DRAFT: Remarks to Parents, Orientation 2002

By: John Etchemendy

Thursday, Sept. 19, 7-8:30 p.m., Maples Pavilion

Welcome—again—to Stanford University and to the Stanford community. I had the pleasure of addressing some of you at admit weekend last spring. I’m glad your son or daughter liked Stanford, and I’m happy you are back. I want to thank all of you for your family’s confidence in us.

Like President Wilbur and Carl Knecht, I’d like your help. I’d like to ask for two specific things today. First, I hope you will help your son or daughter succeed at Stanford by encouraging him or her to explore intellectually and to experience everything this great university has to offer. And, second, I hope you will give your son or daughter the freedom to fail. But, more on that in a moment.

First, the success. There is no other time in their lives when your sons and daughters will have the freedom to explore the range of intellectual opportunities we offer at Stanford. If they don’t explore them here and now, it is quite possible they never will. And that would be a terrible mistake. The undergraduate education they will get here is not job training, nor should it be, nor can it be. Its practical value comes from learning skills that can be broadly applied, in different settings, on different jobs and, crucially, as the demands and expectations in life and career change—as they certainly will.

In other words, I hope your son or daughter hasn’t come to Stanford wedded to just one academic major leading inevitably to one life plan. Stanford’s undergraduate program is intentionally designed to encourage students to search for the sake of searching and to learn for the sake of learning. There will be completely new and potentially intimidating experiences they can choose, like the Introduction to the Humanities course, "Citizenship," which is team-taught by former president Gerhard Casper, a constitutional scholar; my colleague John Perry of Philosophy; and Ramón Saldívar of English. The course explores citizenship as expressed by great thinkers and as applied to political systems throughout history. Students read, for instance, Mencius, Plato, Locke, and Rousseau. There will be other new experiences they can choose as well, including freshman seminars, which are small classes of no more than 16 students.

I could go on and on, but I think you get the point: There are more opportunities to explore intellectually at Stanford than any one person can possibly find time for. I hope your sons and daughters fit in as many of these experiences as they can. You need to help me convince them to explore broadly while looking for their major.

At some point—most likely the end of the sophomore year—your son or daughter will be ready to choose a major and to focus his or her education. And when he or she makes that choice, I hope the decision is based on the results of intellectual exploration and on the passion he or she has found for a particular subject, not preconceived ideas about which majors are most practical.

I know that you are all exceedingly proud of your children’s accomplishments. Such accomplishments usually go hand in hand with high expectations. But in the same spirit that you allow your sons and daughters to explore intellectually, please allow them the luxury of making mistakes—of failing on occasion. Trust me, this is one of the greatest gifts you can give them at Stanford. For the first time in their lives, they will be surrounded by thousands of peers who are as bright and motivated as they are, and they will need that gift at some point in the next four years.

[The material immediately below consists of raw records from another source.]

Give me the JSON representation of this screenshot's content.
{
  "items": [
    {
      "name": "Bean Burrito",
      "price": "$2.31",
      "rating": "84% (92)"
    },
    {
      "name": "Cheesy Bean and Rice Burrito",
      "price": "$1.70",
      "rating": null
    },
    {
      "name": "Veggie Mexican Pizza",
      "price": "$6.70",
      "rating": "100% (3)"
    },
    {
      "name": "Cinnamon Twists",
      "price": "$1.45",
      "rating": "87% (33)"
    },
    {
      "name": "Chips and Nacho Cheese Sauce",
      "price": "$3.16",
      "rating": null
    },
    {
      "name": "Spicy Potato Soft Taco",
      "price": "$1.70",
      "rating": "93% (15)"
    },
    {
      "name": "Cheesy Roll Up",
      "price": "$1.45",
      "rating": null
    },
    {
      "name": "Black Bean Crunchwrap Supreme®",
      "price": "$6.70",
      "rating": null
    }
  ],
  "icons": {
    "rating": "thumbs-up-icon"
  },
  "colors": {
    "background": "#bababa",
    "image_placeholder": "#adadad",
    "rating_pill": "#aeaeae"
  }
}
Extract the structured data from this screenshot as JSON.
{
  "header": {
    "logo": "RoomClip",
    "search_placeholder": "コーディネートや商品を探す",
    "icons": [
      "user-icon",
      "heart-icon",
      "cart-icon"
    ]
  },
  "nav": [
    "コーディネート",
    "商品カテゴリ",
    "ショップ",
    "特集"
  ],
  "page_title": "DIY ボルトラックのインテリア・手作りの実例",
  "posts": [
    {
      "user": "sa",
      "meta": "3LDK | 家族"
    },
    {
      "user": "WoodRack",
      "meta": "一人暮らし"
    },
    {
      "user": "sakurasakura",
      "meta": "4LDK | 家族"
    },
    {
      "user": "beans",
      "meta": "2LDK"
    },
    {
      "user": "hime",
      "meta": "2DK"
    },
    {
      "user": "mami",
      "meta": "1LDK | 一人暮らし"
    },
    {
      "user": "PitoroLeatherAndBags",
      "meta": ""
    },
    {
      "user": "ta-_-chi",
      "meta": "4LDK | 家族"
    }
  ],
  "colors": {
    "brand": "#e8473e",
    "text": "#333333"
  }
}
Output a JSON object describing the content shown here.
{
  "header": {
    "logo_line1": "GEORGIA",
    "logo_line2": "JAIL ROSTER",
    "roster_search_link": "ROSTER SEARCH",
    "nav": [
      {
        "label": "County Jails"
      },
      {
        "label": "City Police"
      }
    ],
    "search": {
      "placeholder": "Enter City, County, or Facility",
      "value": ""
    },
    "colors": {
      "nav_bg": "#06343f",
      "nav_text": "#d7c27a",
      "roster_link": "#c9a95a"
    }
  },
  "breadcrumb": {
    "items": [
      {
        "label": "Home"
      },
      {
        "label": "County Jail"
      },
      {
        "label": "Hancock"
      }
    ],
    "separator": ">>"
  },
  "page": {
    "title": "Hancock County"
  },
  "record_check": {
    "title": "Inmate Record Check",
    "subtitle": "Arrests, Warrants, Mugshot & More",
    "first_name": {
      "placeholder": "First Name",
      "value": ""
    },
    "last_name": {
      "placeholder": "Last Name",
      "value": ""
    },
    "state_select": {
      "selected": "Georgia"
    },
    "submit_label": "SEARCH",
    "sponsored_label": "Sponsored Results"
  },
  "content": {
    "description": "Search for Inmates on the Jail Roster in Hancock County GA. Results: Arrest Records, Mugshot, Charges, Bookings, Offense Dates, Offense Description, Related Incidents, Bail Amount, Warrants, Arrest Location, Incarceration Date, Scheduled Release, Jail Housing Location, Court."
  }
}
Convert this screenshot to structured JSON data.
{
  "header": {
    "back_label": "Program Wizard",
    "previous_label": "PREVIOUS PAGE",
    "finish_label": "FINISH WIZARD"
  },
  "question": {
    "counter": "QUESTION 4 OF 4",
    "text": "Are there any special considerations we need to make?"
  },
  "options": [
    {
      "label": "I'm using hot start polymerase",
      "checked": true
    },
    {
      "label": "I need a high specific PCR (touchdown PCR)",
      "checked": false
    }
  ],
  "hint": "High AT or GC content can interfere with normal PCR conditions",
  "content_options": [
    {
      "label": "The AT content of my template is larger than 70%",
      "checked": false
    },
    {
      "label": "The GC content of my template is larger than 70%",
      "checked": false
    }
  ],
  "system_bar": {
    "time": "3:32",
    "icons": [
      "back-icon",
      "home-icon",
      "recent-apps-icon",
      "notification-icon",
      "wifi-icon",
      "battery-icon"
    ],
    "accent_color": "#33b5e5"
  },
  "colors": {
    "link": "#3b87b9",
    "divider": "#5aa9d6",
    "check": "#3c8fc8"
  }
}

There’s a saying around here that Stanford students are like ducks. They appear to be casually floating on water, soaking up the California sun. But underneath, they’re paddling like crazy. They put extraordinary pressure on themselves. It’s important for them to know that their best effort is all that we expect. The first time they experience something they consider failure is when it will become clear to you how important you are to them. At that crucial time, it will be your reassurance of their abilities that will matter most.

So, I hope I’ve made my two points. First, Stanford has much to offer your sons and daughters in terms of intellectual exploration. Encourage them to explore all the opportunities available to them. In the end, that will help them succeed, both here and after they graduate.

And second, help them understand that succeeding involves risk and, sometimes, failure. Help them distinguish, too, between disappointment and failure because there is no doubt they will face something—sometime—that they will choose to label as failure, even if it is not.

In four years, they will leave as alumni of one of the finest universities in the world if we do our jobs right. And we intend to. It will be our privilege to teach them and to learn from them. We have noble ambitions here. Our mission at Stanford is the creation and dissemination of knowledge for the benefit of all. Your children will not only benefit from that mission, they will be essential contributors to it.